---------- Records to use ----------

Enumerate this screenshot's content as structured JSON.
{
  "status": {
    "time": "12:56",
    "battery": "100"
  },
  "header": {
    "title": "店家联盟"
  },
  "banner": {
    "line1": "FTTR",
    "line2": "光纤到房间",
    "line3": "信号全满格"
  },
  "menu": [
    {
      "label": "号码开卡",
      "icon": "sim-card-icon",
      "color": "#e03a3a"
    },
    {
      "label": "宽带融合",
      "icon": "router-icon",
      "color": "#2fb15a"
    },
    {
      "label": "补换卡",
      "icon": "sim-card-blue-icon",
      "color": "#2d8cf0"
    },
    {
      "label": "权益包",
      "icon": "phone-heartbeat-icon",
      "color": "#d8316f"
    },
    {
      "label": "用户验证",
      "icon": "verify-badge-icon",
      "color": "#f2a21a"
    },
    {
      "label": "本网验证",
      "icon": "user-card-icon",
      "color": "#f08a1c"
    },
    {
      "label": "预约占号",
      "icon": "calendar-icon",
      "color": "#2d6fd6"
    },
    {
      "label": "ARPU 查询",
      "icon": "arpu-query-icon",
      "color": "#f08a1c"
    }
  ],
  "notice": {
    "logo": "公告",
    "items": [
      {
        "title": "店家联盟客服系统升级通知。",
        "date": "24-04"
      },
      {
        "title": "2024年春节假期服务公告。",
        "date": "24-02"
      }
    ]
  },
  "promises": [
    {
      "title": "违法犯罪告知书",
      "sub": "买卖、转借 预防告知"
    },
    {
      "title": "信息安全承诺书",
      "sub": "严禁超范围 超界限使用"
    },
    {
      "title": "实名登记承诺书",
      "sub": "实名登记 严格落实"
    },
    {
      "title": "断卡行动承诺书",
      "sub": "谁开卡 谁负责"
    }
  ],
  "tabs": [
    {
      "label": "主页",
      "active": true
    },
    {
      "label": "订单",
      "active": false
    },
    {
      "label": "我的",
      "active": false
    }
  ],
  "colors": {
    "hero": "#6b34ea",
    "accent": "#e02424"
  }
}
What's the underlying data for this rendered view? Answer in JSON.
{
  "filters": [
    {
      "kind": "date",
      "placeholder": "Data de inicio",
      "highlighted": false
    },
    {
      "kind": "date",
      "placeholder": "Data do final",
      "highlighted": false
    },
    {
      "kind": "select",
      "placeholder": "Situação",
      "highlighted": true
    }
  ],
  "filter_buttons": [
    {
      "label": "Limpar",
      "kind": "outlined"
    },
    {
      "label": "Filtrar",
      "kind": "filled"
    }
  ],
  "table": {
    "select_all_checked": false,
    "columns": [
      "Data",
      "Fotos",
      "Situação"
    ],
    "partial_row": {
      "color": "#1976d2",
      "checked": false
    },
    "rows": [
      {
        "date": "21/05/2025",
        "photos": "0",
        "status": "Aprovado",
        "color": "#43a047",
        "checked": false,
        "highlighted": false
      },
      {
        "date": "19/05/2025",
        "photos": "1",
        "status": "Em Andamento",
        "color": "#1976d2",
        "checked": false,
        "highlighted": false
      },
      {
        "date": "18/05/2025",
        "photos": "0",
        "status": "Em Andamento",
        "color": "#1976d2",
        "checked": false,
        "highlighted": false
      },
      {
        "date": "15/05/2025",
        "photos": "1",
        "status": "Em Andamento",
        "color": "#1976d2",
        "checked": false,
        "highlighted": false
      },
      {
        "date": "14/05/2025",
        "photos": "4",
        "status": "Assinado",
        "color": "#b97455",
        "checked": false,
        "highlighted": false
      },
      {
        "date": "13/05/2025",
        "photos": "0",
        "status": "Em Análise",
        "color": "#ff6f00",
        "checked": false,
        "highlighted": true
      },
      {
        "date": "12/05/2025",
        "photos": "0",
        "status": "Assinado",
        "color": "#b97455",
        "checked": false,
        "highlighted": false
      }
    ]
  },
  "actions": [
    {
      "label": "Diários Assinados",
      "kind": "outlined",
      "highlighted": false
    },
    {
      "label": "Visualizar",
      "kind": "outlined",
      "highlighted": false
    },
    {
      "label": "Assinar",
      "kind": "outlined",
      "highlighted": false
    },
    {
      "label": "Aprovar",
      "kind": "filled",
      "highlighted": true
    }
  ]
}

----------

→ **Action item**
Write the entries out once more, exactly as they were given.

→ **Task answer**
Enumerate this screenshot's content as structured JSON.
{
  "status": {
    "time": "12:56",
    "battery": "100"
  },
  "header": {
    "title": "店家联盟"
  },
  "banner": {
    "line1": "FTTR",
    "line2": "光纤到房间",
    "line3": "信号全满格"
  },
  "menu": [
    {
      "label": "号码开卡",
      "icon": "sim-card-icon",
      "color": "#e03a3a"
    },
    {
      "label": "宽带融合",
      "icon": "router-icon",
      "color": "#2fb15a"
    },
    {
      "label": "补换卡",
      "icon": "sim-card-blue-icon",
      "color": "#2d8cf0"
    },
    {
      "label": "权益包",
      "icon": "phone-heartbeat-icon",
      "color": "#d8316f"
    },
    {
      "label": "用户验证",
      "icon": "verify-badge-icon",
      "color": "#f2a21a"
    },
    {
      "label": "本网验证",
      "icon": "user-card-icon",
      "color": "#f08a1c"
    },
    {
      "label": "预约占号",
      "icon": "calendar-icon",
      "color": "#2d6fd6"
    },
    {
      "label": "ARPU 查询",
      "icon": "arpu-query-icon",
      "color": "#f08a1c"
    }
  ],
  "notice": {
    "logo": "公告",
    "items": [
      {
        "title": "店家联盟客服系统升级通知。",
        "date": "24-04"
      },
      {
        "title": "2024年春节假期服务公告。",
        "date": "24-02"
      }
    ]
  },
  "promises": [
    {
      "title": "违法犯罪告知书",
      "sub": "买卖、转借 预防告知"
    },
    {
      "title": "信息安全承诺书",
      "sub": "严禁超范围 超界限使用"
    },
    {
      "title": "实名登记承诺书",
      "sub": "实名登记 严格落实"
    },
    {
      "title": "断卡行动承诺书",
      "sub": "谁开卡 谁负责"
    }
  ],
  "tabs": [
    {
      "label": "主页",
      "active": true
    },
    {
      "label": "订单",
      "active": false
    },
    {
      "label": "我的",
      "active": false
    }
  ],
  "colors": {
    "hero": "#6b34ea",
    "accent": "#e02424"
  }
}
What's the underlying data for this rendered view? Answer in JSON.
{
  "filters": [
    {
      "kind": "date",
      "placeholder": "Data de inicio",
      "highlighted": false
    },
    {
      "kind": "date",
      "placeholder": "Data do final",
      "highlighted": false
    },
    {
      "kind": "select",
      "placeholder": "Situação",
      "highlighted": true
    }
  ],
  "filter_buttons": [
    {
      "label": "Limpar",
      "kind": "outlined"
    },
    {
      "label": "Filtrar",
      "kind": "filled"
    }
  ],
  "table": {
    "select_all_checked": false,
    "columns": [
      "Data",
      "Fotos",
      "Situação"
    ],
    "partial_row": {
      "color": "#1976d2",
      "checked": false
    },
    "rows": [
      {
        "date": "21/05/2025",
        "photos": "0",
        "status": "Aprovado",
        "color": "#43a047",
        "checked": false,
        "highlighted": false
      },
      {
        "date": "19/05/2025",
        "photos": "1",
        "status": "Em Andamento",
        "color": "#1976d2",
        "checked": false,
        "highlighted": false
      },
      {
        "date": "18/05/2025",
        "photos": "0",
        "status": "Em Andamento",
        "color": "#1976d2",
        "checked": false,
        "highlighted": false
      },
      {
        "date": "15/05/2025",
        "photos": "1",
        "status": "Em Andamento",
        "color": "#1976d2",
        "checked": false,
        "highlighted": false
      },
      {
        "date": "14/05/2025",
        "photos": "4",
        "status": "Assinado",
        "color": "#b97455",
        "checked": false,
        "highlighted": false
      },
      {
        "date": "13/05/2025",
        "photos": "0",
        "status": "Em Análise",
        "color": "#ff6f00",
        "checked": false,
        "highlighted": true
      },
      {
        "date": "12/05/2025",
        "photos": "0",
        "status": "Assinado",
        "color": "#b97455",
        "checked": false,
        "highlighted": false
      }
    ]
  },
  "actions": [
    {
      "label": "Diários Assinados",
      "kind": "outlined",
      "highlighted": false
    },
    {
      "label": "Visualizar",
      "kind": "outlined",
      "highlighted": false
    },
    {
      "label": "Assinar",
      "kind": "outlined",
      "highlighted": false
    },
    {
      "label": "Aprovar",
      "kind": "filled",
      "highlighted": true
    }
  ]
}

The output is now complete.